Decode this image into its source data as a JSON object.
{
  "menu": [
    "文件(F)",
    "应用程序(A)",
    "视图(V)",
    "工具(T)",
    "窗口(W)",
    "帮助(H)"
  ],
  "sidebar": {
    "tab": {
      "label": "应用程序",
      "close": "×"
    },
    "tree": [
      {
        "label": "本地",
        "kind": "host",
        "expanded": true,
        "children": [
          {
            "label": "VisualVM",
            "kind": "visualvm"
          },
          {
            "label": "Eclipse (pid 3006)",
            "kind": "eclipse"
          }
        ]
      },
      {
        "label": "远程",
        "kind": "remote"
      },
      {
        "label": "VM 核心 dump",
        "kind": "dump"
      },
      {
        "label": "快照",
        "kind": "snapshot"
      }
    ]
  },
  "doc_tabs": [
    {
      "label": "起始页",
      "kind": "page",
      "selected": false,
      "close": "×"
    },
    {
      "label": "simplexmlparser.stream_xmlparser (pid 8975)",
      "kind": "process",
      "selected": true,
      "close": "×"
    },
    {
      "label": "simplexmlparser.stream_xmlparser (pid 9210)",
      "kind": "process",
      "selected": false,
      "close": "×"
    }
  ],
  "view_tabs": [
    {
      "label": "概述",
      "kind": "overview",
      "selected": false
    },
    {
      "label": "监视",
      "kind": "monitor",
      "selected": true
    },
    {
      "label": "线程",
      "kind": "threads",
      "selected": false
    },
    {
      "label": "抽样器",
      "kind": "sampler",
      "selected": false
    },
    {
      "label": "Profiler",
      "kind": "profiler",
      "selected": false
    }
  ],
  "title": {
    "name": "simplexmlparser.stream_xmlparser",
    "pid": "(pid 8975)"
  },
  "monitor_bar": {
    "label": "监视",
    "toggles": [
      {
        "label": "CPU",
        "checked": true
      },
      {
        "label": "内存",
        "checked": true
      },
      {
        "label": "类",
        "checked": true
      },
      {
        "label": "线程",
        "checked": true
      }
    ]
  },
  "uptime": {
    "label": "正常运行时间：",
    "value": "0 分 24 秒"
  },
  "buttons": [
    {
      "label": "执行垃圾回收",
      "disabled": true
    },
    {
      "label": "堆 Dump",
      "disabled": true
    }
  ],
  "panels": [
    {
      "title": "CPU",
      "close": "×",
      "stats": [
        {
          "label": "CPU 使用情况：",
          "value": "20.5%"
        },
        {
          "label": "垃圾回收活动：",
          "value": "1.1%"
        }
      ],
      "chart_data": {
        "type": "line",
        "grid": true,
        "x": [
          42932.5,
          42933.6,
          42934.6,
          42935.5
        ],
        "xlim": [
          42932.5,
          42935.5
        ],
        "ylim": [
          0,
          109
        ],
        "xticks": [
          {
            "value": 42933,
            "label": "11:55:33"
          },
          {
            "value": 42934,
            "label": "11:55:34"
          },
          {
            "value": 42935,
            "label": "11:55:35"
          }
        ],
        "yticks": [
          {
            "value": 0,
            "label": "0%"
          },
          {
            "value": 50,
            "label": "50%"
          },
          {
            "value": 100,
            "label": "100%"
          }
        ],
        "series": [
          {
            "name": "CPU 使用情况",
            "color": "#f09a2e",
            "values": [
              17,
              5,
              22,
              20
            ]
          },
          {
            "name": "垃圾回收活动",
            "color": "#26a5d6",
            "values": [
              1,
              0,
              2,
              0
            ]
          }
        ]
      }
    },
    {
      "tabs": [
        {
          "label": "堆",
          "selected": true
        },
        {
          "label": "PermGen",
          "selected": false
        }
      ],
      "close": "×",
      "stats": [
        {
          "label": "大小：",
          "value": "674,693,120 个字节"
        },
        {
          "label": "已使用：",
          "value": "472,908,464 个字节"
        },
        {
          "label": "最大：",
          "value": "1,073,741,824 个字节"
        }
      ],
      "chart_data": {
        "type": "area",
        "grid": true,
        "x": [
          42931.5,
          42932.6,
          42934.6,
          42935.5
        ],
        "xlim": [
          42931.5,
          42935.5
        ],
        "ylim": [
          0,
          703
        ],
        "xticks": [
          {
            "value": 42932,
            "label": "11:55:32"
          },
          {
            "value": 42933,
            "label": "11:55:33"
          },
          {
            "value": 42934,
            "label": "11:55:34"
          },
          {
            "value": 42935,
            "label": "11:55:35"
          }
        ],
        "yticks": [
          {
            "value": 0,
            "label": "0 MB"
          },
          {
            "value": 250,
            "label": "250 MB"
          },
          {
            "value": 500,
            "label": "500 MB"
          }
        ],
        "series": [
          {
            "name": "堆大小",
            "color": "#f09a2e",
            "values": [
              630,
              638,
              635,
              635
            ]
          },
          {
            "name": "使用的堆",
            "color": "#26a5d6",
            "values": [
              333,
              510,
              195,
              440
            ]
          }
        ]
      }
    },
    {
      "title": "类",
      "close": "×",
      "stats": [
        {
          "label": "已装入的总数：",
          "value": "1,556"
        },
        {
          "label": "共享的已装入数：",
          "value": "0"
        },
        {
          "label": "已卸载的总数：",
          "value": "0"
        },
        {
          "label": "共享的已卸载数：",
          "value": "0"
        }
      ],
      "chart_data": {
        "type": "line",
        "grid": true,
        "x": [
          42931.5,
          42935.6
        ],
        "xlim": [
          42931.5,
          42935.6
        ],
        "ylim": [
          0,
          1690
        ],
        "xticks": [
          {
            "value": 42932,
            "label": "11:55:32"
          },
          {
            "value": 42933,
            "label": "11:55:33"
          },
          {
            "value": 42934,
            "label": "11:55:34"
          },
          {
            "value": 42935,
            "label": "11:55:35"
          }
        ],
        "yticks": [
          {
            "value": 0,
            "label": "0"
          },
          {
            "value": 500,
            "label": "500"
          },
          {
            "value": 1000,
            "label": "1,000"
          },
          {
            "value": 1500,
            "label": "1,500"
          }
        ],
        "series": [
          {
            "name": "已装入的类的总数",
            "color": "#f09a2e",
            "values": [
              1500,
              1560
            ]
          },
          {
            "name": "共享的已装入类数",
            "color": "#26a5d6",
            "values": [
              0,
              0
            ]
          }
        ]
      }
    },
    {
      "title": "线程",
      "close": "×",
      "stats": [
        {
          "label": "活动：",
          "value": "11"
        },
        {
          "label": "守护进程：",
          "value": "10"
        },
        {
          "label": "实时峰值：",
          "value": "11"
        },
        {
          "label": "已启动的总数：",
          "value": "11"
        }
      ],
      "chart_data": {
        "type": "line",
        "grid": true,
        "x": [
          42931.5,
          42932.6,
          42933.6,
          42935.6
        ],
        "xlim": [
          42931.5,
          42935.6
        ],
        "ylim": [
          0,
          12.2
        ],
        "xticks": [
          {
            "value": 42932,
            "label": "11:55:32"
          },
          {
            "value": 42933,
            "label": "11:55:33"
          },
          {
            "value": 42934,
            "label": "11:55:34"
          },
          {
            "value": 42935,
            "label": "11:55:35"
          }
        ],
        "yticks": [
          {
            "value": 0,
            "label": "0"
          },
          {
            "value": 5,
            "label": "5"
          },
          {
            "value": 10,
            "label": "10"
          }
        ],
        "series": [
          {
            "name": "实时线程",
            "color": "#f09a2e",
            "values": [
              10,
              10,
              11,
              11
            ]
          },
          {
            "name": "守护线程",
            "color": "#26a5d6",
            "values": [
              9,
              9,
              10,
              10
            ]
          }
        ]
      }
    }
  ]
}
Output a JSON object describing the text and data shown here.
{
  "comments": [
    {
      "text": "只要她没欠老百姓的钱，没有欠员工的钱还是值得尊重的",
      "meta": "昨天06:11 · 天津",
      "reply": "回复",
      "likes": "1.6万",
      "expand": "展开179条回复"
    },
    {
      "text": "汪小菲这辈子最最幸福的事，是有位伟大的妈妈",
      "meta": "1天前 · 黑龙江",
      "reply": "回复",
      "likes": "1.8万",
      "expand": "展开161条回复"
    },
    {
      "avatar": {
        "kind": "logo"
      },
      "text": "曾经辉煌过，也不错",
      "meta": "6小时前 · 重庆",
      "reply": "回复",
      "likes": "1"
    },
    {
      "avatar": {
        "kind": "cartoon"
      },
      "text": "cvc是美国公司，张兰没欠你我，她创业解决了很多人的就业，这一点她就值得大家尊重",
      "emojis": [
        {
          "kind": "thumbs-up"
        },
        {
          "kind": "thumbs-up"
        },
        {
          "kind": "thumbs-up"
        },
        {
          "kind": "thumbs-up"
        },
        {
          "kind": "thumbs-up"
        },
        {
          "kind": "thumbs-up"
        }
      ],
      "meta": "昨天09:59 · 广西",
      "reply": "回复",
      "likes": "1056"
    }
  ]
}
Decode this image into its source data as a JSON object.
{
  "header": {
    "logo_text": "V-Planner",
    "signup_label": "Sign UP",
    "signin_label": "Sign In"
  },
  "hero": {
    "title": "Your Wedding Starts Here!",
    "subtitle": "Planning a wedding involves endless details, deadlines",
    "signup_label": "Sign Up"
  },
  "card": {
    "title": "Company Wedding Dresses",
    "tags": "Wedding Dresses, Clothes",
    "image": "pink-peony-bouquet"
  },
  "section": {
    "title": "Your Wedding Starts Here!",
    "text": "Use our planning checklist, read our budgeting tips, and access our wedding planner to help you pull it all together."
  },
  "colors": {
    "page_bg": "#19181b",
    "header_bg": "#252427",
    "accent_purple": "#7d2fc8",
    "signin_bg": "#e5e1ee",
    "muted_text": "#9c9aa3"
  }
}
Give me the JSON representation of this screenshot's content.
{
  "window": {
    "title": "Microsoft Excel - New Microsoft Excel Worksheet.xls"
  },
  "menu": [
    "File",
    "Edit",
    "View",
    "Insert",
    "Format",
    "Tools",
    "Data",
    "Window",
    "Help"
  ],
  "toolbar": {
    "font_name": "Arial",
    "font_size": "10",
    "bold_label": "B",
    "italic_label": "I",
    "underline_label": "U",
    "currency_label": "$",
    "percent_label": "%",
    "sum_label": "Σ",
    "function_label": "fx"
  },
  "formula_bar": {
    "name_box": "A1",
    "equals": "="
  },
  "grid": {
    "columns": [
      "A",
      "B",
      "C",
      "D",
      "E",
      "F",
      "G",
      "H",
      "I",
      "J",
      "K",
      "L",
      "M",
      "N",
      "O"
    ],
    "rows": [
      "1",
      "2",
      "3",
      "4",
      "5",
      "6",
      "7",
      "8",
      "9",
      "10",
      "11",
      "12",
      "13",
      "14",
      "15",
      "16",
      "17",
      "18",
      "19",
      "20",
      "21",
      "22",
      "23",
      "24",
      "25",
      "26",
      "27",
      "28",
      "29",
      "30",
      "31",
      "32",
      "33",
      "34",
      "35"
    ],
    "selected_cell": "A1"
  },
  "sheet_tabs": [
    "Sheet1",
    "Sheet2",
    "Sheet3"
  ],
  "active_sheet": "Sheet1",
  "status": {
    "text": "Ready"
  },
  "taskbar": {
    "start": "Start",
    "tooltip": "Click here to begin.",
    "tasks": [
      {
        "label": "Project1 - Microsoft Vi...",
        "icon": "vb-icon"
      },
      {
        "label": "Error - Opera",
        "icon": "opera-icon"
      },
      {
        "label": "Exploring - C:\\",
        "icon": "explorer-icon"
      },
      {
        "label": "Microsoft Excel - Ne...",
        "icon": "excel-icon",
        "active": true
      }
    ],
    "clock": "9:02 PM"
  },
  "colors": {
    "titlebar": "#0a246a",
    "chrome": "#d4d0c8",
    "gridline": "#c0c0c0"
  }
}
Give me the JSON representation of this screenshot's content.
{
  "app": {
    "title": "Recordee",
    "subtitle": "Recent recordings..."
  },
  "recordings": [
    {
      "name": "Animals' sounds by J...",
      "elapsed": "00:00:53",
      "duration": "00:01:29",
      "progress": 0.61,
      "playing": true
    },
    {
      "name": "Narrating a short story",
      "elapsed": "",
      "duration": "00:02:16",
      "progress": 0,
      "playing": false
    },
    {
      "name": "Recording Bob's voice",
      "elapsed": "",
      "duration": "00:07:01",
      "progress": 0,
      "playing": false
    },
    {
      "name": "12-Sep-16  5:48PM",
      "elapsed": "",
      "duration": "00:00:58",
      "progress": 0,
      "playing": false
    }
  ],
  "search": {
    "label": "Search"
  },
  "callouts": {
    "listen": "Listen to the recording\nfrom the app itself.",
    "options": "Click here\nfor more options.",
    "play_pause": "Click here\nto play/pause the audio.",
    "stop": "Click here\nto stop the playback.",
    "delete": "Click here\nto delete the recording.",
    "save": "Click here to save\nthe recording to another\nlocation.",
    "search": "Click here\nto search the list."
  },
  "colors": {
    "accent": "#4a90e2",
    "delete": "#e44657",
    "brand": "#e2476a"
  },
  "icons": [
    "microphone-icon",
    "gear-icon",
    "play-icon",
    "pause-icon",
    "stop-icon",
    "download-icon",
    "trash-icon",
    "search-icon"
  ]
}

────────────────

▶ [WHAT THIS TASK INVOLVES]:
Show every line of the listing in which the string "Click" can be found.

▶ [ANSWER TO THIS PROBLEM]:
    "tooltip": "Click here to begin.",
    "options": "Click here\nfor more options.",
    "play_pause": "Click here\nto play/pause the audio.",
    "stop": "Click here\nto stop the playback.",
    "delete": "Click here\nto delete the recording.",
    "save": "Click here to save\nthe recording to another\nlocation.",
    "search": "Click here\nto search the list."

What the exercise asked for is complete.